Player 5 cuts first, cutting to the strong side block. As player 5 passes, player 4 cuts off his/her back to the weak side block.
This sets up an overload on the baseline - stretching the 3 bottom defenders and putting them in a spot where they can not prevent everyone from scoring without the top two defenders dropping down.
This play was designed by a long time Long Island high school, college and professional coach - Fred Grasso - who passed away in November of 2017.
Here the outside defenders (x3, x4) take away the three point shot, and the middle defender (x5) leans to the weak side block. This leaves the 5 man open for a layup.
x3 takes away the strong side three, x5 takes away the strong side block, and x4 sags in to take away the weak side block. This leaves the 3 open in the far corner.
Here the opposite occurs - x3 stays in to take away the strong side block while x5 takes away the weak side block and x4 stays on the weak side shooter. This is an easy pass to the 2 in the corner.
The two outside defenders take away the three and the middle defender reacts to the first cut. The 4 slips behind him to the weakside block for a layup.

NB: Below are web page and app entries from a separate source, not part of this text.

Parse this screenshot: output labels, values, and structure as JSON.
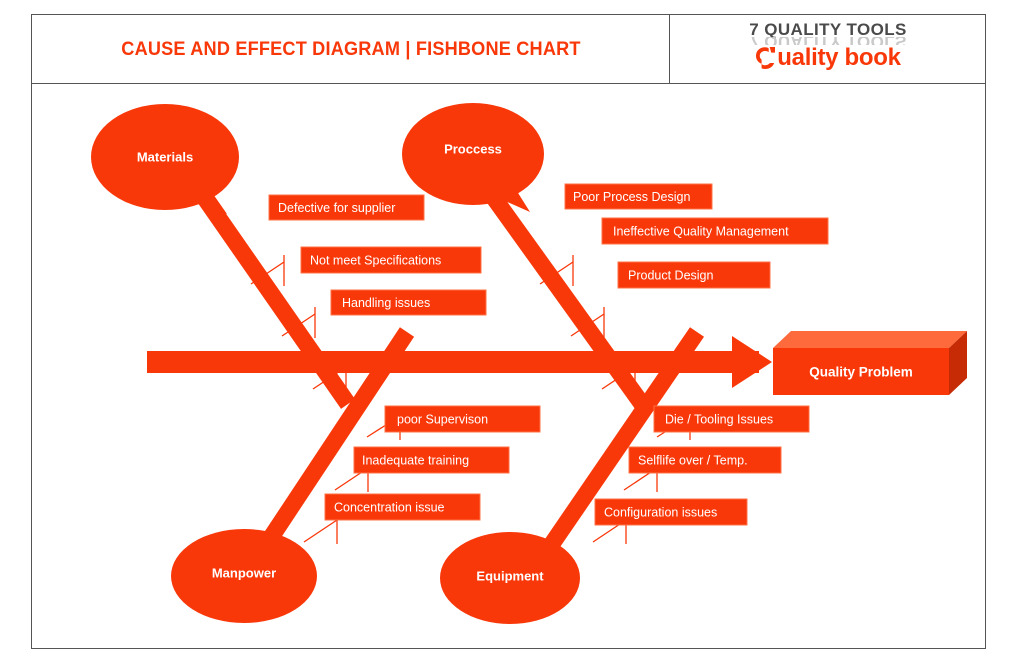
{
  "header": {
    "title": "CAUSE AND EFFECT DIAGRAM | FISHBONE CHART",
    "logo_top": "7 QUALITY TOOLS",
    "logo_bottom": "uality book",
    "logo_mark": "stylized-q-icon"
  },
  "colors": {
    "primary": "#F9380A",
    "box_border": "#FF7043",
    "top_face": "#FF6A3D",
    "side_face": "#C62B05",
    "frame": "#555555",
    "logo_gray": "#4a4a4a"
  },
  "diagram": {
    "effect": {
      "label": "Quality Problem"
    },
    "categories": [
      {
        "name": "Materials",
        "position": "top-left",
        "causes": [
          "Defective for supplier",
          "Not meet Specifications",
          "Handling issues"
        ]
      },
      {
        "name": "Proccess",
        "position": "top-right",
        "causes": [
          "Poor Process Design",
          "Ineffective Quality Management",
          "Product Design"
        ]
      },
      {
        "name": "Manpower",
        "position": "bottom-left",
        "causes": [
          "poor Supervison",
          "Inadequate training",
          "Concentration issue"
        ]
      },
      {
        "name": "Equipment",
        "position": "bottom-right",
        "causes": [
          "Die / Tooling Issues",
          "Selflife over / Temp.",
          "Configuration issues"
        ]
      }
    ]
  }
}
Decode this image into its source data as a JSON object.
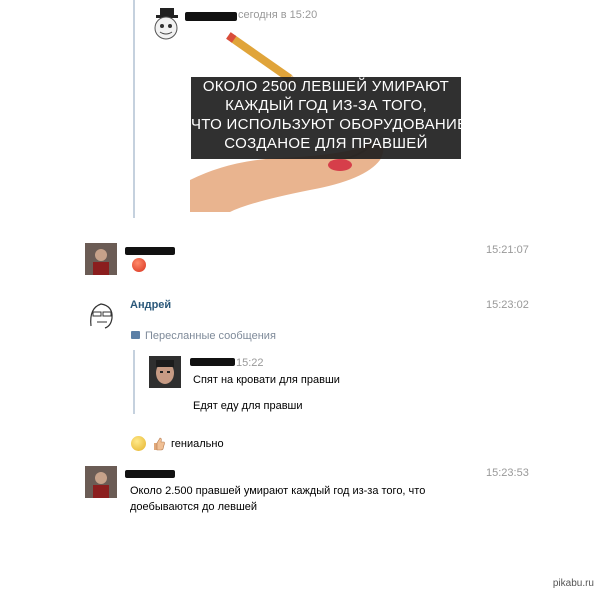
{
  "post": {
    "timestamp": "сегодня в 15:20",
    "image_caption": [
      "ОКОЛО 2500 ЛЕВШЕЙ УМИРАЮТ",
      "КАЖДЫЙ ГОД ИЗ-ЗА ТОГО,",
      "ЧТО ИСПОЛЬЗУЮТ ОБОРУДОВАНИЕ,",
      "СОЗДАНОЕ ДЛЯ ПРАВШЕЙ"
    ]
  },
  "messages": [
    {
      "time": "15:21:07"
    },
    {
      "author": "Андрей",
      "time": "15:23:02",
      "forwarded_title": "Пересланные сообщения",
      "forwarded": {
        "time": "15:22",
        "lines": [
          "Спят на кровати для правши",
          "Едят еду для правши"
        ]
      },
      "reply": "гениально"
    },
    {
      "time": "15:23:53",
      "lines": [
        "Около 2.500 правшей умирают каждый год из-за того, что",
        "доебываются до левшей"
      ]
    }
  ],
  "watermark": "pikabu.ru"
}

As we stated in the open - the only way to defend this set is to not play zone. It will often take teams quite a few posessions before they figure that out. If you stay spaced and cut hard, more often than not you will get a wide open look - be it a layup or a corner three.